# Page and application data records
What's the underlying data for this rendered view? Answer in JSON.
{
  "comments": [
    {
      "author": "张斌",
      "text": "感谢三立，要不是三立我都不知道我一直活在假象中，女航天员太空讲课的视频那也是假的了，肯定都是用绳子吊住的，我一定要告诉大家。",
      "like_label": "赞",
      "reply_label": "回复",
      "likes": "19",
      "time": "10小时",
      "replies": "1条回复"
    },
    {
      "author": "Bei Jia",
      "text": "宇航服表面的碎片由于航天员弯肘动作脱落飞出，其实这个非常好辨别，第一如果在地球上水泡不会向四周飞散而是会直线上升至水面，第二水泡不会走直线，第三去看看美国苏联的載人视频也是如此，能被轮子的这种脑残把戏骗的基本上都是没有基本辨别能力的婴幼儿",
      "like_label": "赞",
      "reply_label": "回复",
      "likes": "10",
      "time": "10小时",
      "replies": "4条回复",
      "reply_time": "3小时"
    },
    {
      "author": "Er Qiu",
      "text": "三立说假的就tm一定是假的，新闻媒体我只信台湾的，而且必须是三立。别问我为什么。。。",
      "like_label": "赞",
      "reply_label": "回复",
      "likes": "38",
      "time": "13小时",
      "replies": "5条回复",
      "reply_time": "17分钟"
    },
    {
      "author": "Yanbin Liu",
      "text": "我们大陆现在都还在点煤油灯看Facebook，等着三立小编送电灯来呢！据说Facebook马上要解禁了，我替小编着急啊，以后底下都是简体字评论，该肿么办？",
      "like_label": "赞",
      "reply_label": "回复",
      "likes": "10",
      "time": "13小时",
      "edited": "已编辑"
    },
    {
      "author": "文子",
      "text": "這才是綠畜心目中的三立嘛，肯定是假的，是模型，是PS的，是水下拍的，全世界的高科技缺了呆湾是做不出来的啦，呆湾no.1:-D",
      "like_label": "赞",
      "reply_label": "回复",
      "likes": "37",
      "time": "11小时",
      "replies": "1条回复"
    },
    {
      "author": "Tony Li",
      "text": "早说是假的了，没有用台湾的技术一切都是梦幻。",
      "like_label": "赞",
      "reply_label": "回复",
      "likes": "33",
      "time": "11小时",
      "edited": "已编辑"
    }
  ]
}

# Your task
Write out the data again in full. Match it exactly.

# Solution
What's the underlying data for this rendered view? Answer in JSON.
{
  "comments": [
    {
      "author": "张斌",
      "text": "感谢三立，要不是三立我都不知道我一直活在假象中，女航天员太空讲课的视频那也是假的了，肯定都是用绳子吊住的，我一定要告诉大家。",
      "like_label": "赞",
      "reply_label": "回复",
      "likes": "19",
      "time": "10小时",
      "replies": "1条回复"
    },
    {
      "author": "Bei Jia",
      "text": "宇航服表面的碎片由于航天员弯肘动作脱落飞出，其实这个非常好辨别，第一如果在地球上水泡不会向四周飞散而是会直线上升至水面，第二水泡不会走直线，第三去看看美国苏联的載人视频也是如此，能被轮子的这种脑残把戏骗的基本上都是没有基本辨别能力的婴幼儿",
      "like_label": "赞",
      "reply_label": "回复",
      "likes": "10",
      "time": "10小时",
      "replies": "4条回复",
      "reply_time": "3小时"
    },
    {
      "author": "Er Qiu",
      "text": "三立说假的就tm一定是假的，新闻媒体我只信台湾的，而且必须是三立。别问我为什么。。。",
      "like_label": "赞",
      "reply_label": "回复",
      "likes": "38",
      "time": "13小时",
      "replies": "5条回复",
      "reply_time": "17分钟"
    },
    {
      "author": "Yanbin Liu",
      "text": "我们大陆现在都还在点煤油灯看Facebook，等着三立小编送电灯来呢！据说Facebook马上要解禁了，我替小编着急啊，以后底下都是简体字评论，该肿么办？",
      "like_label": "赞",
      "reply_label": "回复",
      "likes": "10",
      "time": "13小时",
      "edited": "已编辑"
    },
    {
      "author": "文子",
      "text": "這才是綠畜心目中的三立嘛，肯定是假的，是模型，是PS的，是水下拍的，全世界的高科技缺了呆湾是做不出来的啦，呆湾no.1:-D",
      "like_label": "赞",
      "reply_label": "回复",
      "likes": "37",
      "time": "11小时",
      "replies": "1条回复"
    },
    {
      "author": "Tony Li",
      "text": "早说是假的了，没有用台湾的技术一切都是梦幻。",
      "like_label": "赞",
      "reply_label": "回复",
      "likes": "33",
      "time": "11小时",
      "edited": "已编辑"
    }
  ]
}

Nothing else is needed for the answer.